An opioid overdose can be a terrifying experience. When too much of a drug like heroin or fentanyl floods the brain, it can cause your breathing to stop. Sometimes you wake up, sometimes you don’t. But there’s a miraculous drug called naloxone or brand name Narcan that can reverse an opioid overdose and save your life.
For more than a century, Americans have had a love-hate relationship with cocaine. Once viewed as a cure-all tonic for everything from hemorrhoids to morphine addiction, the drug has inspired infamous rock songs and brought people to their knees.
In the third and final segment of Narcotica’s ‘Speed Up, Slow Down’ series on stimulants, reporter Christopher Moraff examines the strange and perplexing history of cocaine and it’s latest demonization—fentanyl adulteration. He speaks with toxicologist Kevin Shanks, Dennis Cauchon of Harm Reduction Ohio and fentanyl test strip guru Tino Fuentes.
Photo credit: Christopher Moraff, edit by Troy Farah.
With all the focus on opioids, Narcotica has decided to launch a series on stimulants called “Speed Up, Slow Down.” In the first installment, Zachary Siegel takes a critical look at how media depicts meth and cocaine use. He interviews two users about how stimulants actually help them function. Then, he talks to Sheila Vakharia from the Drug Policy Alliance about harm reduction, and Kat Humphries from the Harm Reduction Action Center about her “Methamphetazine” that features art from Denver stimulant users.
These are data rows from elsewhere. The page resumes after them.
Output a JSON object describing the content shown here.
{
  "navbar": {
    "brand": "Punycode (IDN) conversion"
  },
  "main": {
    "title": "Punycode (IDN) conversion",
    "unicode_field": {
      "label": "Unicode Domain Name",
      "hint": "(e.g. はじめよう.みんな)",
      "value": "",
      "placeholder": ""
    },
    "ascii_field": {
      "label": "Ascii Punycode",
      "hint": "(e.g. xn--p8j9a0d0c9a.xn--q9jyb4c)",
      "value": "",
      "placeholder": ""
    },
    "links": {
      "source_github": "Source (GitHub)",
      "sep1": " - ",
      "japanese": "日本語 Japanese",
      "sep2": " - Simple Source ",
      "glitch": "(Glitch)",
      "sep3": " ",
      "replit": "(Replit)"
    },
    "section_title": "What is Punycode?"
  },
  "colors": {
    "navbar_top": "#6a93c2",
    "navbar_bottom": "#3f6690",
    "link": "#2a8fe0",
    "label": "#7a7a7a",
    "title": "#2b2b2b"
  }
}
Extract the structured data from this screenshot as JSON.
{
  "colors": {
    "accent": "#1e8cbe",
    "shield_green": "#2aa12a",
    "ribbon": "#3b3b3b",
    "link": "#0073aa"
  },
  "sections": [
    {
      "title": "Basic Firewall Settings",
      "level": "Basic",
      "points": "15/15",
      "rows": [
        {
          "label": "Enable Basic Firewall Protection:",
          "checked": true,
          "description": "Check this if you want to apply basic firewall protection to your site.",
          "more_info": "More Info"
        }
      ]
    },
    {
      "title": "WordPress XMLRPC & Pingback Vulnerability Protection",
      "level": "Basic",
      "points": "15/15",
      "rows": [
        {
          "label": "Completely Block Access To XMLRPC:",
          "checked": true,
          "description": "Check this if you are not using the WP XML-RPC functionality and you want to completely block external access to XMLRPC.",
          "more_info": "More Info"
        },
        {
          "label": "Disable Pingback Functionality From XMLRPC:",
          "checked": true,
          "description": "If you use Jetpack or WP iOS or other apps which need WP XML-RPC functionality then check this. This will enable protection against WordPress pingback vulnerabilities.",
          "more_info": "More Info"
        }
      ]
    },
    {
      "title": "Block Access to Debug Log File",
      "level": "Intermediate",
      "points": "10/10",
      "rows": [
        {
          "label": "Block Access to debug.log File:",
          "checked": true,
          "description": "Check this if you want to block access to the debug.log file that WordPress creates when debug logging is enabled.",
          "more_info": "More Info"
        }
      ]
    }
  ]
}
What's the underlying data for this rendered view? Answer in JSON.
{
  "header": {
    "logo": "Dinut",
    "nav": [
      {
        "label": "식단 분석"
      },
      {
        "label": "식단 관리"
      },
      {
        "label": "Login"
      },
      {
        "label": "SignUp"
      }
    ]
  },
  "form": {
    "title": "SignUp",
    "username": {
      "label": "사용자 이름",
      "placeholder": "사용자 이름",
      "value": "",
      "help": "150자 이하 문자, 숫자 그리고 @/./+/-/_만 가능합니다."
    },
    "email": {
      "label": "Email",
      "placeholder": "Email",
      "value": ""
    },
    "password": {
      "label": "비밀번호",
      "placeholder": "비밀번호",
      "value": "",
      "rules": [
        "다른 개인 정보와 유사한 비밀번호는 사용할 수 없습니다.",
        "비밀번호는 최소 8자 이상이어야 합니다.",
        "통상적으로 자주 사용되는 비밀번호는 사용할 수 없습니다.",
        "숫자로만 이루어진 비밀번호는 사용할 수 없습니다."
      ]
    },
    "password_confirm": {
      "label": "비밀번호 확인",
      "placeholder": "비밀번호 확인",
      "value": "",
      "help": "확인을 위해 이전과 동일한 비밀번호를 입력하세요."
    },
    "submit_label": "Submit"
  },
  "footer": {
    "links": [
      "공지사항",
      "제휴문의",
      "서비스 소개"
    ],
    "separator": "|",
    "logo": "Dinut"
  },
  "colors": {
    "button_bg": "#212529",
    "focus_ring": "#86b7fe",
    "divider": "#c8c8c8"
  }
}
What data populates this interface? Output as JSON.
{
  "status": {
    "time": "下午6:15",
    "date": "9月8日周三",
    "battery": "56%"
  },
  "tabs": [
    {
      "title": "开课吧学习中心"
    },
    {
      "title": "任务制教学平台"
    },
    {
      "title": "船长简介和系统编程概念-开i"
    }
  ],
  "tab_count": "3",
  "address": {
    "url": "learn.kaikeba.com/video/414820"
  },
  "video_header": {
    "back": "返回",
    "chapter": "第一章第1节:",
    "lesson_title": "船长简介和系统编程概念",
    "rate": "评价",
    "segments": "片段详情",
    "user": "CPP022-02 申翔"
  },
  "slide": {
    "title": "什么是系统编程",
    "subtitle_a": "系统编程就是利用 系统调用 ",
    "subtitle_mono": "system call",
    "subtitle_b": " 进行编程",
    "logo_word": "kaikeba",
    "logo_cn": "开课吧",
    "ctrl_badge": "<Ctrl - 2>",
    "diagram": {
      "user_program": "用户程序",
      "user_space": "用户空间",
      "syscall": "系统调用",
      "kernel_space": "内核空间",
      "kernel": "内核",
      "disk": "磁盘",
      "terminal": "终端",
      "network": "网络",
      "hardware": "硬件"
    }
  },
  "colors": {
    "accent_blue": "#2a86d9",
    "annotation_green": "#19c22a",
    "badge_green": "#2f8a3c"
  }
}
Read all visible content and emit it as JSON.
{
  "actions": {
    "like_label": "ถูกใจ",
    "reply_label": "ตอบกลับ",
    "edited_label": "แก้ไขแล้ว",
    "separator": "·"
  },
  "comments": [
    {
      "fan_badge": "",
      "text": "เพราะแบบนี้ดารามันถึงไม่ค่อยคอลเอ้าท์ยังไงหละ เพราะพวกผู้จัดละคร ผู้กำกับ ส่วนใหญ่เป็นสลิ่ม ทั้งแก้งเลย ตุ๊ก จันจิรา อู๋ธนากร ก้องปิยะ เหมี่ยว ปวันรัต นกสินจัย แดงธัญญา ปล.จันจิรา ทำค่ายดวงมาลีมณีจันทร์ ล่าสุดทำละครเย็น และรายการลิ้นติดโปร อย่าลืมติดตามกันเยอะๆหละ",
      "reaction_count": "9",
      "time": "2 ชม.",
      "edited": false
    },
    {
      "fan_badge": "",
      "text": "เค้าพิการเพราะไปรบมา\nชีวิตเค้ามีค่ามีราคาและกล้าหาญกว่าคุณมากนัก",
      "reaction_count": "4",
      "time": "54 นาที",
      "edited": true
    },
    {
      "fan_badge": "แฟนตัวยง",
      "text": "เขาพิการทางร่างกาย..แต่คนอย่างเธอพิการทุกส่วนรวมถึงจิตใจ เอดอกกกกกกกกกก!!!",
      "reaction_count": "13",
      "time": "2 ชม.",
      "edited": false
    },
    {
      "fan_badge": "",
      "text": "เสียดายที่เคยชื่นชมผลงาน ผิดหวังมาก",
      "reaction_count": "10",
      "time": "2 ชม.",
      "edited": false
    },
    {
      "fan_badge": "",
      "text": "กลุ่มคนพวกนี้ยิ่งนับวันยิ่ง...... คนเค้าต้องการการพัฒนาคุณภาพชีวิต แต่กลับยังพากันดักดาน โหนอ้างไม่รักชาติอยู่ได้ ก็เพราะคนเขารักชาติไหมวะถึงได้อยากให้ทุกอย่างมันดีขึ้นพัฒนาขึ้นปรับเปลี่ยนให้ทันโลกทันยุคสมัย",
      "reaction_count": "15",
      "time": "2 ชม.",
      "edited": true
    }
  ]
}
Download link for the zine.
Photo credit: Composite of Wikimedia images by Troy Farah